There are many different siding material options over the years, but a handful of standards have distanced themselves from the rest of the pack. While we prefer to use James Hardie Fiber Cement siding for many of our projects there are other great options out. Here are four popular siding options to look at when deciding which siding is best for your property.
Fiber Cement Siding
Fiber cement siding is the newest addition to residential siding options. Fiber cement siding is durable, very low-maintenance, and because it is made from recyclable materials, it's resource-efficient. Fiber cement siding cuts and installs as if it were wood siding. Here are a few characteristics of fiber cement siding to help you make an informed decision:
- Fiber cement siding comes from the factory primed or pre-finished.
- While fiber cement is priced higher than vinyl or metal alternatives, fiber cement siding lasts longer, and may never need to be replaced over the time you own a home.
- Fiber cement is exceptionally durable.
- Fiber cement is virtually maintenance-free.

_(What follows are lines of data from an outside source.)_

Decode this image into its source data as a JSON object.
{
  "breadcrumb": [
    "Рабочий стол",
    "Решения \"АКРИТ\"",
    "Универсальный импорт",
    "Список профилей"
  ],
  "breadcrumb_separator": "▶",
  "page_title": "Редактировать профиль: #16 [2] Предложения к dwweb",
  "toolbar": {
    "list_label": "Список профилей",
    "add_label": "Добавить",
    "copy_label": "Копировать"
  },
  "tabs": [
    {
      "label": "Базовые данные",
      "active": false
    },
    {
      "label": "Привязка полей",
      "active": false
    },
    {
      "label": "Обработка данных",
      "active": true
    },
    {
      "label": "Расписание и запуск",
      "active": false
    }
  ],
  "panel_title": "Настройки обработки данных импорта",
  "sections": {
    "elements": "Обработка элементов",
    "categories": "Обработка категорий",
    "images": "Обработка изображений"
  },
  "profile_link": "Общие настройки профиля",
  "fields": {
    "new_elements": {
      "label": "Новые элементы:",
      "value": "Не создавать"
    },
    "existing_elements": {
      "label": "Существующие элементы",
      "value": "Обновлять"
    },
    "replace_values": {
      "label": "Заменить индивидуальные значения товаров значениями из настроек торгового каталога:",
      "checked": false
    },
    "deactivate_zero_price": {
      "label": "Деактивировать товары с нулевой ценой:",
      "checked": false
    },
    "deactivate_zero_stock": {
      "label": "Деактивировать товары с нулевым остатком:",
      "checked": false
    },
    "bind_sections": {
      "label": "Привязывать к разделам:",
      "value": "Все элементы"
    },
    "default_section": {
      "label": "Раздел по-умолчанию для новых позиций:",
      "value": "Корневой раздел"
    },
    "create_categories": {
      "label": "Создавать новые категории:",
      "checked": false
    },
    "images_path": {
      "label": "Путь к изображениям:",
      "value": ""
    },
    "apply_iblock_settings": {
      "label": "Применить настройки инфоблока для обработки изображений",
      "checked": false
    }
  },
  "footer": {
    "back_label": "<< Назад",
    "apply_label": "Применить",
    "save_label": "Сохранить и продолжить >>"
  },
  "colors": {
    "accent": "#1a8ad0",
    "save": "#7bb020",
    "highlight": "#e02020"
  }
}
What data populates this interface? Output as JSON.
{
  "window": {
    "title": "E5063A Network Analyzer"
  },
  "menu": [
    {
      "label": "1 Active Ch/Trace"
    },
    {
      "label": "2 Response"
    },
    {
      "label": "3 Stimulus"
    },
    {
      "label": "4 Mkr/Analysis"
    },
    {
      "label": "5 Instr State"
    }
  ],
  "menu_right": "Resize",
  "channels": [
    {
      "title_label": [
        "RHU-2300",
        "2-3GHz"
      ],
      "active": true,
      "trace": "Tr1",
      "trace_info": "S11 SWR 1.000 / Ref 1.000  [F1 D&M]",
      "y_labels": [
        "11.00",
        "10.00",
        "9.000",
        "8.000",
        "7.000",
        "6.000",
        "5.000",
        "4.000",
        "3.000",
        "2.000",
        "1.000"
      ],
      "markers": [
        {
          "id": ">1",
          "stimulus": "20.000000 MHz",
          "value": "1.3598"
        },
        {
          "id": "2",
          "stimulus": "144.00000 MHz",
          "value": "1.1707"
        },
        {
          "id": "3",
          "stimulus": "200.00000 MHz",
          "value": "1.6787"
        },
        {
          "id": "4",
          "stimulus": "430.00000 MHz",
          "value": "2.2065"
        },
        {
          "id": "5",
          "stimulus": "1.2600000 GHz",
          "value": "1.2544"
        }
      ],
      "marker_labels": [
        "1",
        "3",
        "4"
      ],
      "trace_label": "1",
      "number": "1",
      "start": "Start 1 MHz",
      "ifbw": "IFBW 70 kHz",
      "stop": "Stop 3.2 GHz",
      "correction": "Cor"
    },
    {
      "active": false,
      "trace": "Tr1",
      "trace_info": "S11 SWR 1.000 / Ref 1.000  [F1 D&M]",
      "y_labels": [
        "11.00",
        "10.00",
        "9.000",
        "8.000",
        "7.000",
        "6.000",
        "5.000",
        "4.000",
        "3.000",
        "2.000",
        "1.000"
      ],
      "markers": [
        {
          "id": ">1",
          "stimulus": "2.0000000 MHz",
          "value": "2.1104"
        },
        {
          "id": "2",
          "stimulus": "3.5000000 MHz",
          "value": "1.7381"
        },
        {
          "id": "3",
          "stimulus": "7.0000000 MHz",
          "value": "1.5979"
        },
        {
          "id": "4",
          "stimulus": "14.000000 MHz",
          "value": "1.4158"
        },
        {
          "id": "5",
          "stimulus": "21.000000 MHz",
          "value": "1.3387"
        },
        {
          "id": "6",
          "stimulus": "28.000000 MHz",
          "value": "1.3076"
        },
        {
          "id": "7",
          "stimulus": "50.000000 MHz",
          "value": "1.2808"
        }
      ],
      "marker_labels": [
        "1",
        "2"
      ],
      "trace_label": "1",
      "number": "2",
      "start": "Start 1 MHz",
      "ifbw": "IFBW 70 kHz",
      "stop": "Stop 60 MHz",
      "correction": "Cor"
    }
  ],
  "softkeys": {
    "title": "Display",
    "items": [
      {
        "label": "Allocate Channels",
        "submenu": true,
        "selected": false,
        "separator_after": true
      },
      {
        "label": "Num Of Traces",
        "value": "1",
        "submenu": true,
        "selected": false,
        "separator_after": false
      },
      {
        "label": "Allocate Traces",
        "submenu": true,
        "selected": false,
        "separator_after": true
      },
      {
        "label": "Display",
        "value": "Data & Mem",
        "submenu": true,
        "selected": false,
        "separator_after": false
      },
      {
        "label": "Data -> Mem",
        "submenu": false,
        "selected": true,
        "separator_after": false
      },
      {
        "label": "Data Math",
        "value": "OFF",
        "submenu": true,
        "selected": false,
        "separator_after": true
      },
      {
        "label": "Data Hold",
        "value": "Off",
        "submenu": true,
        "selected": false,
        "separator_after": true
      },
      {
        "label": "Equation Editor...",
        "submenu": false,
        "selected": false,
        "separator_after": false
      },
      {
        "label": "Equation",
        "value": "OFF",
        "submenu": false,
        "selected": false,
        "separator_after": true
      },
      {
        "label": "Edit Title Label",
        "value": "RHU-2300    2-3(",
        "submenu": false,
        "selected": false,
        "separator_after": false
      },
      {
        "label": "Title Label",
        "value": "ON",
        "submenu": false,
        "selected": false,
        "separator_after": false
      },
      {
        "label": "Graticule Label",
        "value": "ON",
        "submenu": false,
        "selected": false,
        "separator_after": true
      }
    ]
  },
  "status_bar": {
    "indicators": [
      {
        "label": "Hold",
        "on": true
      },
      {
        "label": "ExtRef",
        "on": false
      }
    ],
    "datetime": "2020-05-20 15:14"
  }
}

Another low-cost, low-maintenance siding option is vinyl siding. Like their metal alternative, vinyl siding comes in horizontal strips featuring interlocking edges. A special tool called a zip tool is necessary to join and separate the siding pieces. Here is a quick rundown of vinyl sidings characteristics to help you come to a decision:
- In cold weather, vinyl siding can be prone to cracking if it is subjected to strong impact.
- If vinyl siding is not properly installed it can lead to warping or buckling.
- Vinyl options are a very low-maintenance siding material—it never needs painting.
- If the siding does become cracked, the affected section must be repaired or replaced.
- Some of the high-quality vinyl siding products offer limited warranties of up to 50 years!
Many would agree that wood siding is one of the most attractive siding options for home siding. Wood siding comes in a few different versions, including wood planks, boards or panels and shingles. The most significant drawbacks when choosing wood siding are its high cost and relatively high maintenance needs. Here are some quick characteristics of wood siding to consider:
Hard Coat Stucco
Hard coat stucco creates a hard, rock-like finish with an interesting texture. It’s applied in one to three coats, depending on the existing exterior it’s being applied over. It can be applied directly to masonry or concrete walls or applied in two to three coats over a metal lath placed on any other home exterior surface.
- Stucco provides a good barrier against woodpeckers, dings from bumping against it or hitting it with a stray golf ball, or hail.
- In areas that have more precipitation, hard coat stucco offers more resistance to water damage. It absorbs less water, and less likely to get behind the stucco and cause rot.
- Wood siding is reasonably easy to repair.
- Wood siding requires the exterior to be painted or stained.
- This siding option can be damaged by sun exposure, rot and insects.
Metal Siding: Aluminum and Steel
The high level of upkeep that comes with wood siding left many homeowners searching for an easier option. Metal siding comes in horizontal strips that feature interlocking edges along the bottom of the siding to seal against the elements. Here are some quick characteristics of metal siding to consider:
- Metal siding is a durable siding option, but prefinished painted finishes have been known to fade and bleed onto homeowner's brick walls below the siding.
- There are some metal siding options that are now available that offer plastic or vinyl coatings for additional resistance to fading and weathering.
- Both aluminum and steel siding are prone to dents, and they can be quite noisy.